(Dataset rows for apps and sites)

•••••

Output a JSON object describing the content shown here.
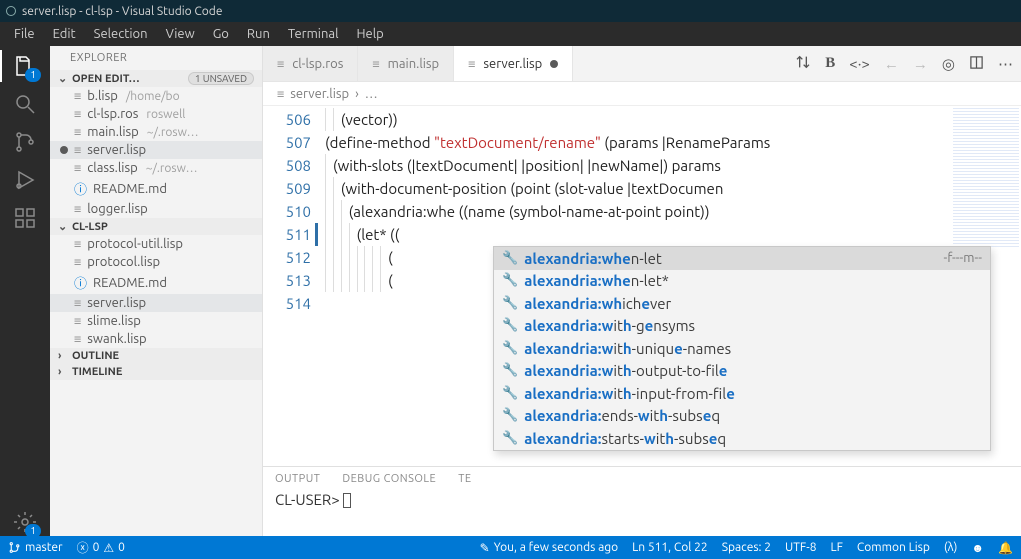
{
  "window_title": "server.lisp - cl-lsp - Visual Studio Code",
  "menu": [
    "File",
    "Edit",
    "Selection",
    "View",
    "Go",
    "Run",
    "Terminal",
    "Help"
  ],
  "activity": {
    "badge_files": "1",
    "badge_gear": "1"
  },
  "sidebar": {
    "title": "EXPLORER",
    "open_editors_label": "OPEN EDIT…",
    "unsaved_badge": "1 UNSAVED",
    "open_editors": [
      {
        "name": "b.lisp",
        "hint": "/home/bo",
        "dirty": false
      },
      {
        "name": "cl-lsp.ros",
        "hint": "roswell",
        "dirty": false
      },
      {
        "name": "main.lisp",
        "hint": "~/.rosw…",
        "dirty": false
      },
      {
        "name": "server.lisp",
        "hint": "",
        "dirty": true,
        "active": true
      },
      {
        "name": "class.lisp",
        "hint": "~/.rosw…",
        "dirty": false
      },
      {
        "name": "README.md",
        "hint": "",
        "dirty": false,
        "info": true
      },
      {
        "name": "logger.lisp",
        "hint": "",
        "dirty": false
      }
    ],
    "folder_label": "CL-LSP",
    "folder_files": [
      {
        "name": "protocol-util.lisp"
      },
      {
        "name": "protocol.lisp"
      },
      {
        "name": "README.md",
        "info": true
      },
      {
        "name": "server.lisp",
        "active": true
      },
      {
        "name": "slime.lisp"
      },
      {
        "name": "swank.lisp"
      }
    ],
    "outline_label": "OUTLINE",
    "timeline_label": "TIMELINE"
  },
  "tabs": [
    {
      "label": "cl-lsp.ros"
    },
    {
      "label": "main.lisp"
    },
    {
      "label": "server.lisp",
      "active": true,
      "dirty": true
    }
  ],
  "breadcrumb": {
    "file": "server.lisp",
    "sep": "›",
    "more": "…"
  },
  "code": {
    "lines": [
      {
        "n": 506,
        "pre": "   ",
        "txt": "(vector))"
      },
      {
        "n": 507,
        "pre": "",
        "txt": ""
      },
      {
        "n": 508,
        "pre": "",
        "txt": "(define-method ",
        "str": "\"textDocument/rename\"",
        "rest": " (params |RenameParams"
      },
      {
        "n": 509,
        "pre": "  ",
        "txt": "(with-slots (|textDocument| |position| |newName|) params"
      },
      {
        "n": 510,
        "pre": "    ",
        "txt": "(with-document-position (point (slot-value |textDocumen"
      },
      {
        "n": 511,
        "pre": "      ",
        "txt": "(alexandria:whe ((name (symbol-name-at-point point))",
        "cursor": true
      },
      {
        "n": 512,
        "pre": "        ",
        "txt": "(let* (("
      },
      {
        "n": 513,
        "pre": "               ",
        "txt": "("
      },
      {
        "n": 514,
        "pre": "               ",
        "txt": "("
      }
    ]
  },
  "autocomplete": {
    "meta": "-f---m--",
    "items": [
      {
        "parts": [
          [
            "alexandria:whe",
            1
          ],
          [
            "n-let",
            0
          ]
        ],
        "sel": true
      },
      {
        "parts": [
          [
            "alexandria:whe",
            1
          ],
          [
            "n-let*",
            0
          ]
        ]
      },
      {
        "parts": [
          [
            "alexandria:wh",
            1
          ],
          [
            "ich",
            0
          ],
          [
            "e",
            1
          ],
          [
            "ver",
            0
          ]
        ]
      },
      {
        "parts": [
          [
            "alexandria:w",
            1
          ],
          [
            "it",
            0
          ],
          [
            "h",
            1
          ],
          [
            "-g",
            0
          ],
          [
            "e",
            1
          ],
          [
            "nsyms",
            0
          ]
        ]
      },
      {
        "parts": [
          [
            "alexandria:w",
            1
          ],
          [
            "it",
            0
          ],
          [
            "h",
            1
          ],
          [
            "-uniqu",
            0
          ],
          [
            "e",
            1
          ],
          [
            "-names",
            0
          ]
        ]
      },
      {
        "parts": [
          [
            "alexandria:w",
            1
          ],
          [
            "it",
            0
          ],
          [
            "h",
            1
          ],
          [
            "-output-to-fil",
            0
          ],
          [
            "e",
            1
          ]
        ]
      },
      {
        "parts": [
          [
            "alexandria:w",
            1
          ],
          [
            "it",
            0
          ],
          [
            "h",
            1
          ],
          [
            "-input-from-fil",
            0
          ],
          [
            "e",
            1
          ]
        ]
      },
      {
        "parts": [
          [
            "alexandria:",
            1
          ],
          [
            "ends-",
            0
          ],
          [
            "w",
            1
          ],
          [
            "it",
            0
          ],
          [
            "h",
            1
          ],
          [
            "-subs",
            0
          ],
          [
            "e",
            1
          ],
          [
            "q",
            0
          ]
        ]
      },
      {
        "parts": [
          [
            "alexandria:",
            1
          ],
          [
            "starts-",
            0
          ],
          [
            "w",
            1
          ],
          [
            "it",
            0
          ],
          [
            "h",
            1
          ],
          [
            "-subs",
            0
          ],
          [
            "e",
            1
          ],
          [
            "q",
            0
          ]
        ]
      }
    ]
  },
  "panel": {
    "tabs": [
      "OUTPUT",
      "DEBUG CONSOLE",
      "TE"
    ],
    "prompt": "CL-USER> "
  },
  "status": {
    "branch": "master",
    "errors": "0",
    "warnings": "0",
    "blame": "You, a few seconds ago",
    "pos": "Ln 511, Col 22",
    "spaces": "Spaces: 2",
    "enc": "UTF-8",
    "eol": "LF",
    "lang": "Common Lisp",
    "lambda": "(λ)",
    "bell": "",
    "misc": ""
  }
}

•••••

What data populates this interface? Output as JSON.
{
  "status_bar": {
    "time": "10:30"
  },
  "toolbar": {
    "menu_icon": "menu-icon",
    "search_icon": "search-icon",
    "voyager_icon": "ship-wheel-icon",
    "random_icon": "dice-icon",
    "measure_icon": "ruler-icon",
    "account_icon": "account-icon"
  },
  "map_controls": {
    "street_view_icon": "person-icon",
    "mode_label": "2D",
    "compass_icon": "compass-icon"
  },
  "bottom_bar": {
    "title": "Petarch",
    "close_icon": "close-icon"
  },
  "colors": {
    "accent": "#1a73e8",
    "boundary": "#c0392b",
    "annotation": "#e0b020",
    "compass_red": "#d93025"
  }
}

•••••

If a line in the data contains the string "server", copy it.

▸ **RESULT OF THE TASK**
  "window_title": "server.lisp - cl-lsp - Visual Studio Code",
        "name": "server.lisp",
        "name": "server.lisp",
      "label": "server.lisp",
    "file": "server.lisp",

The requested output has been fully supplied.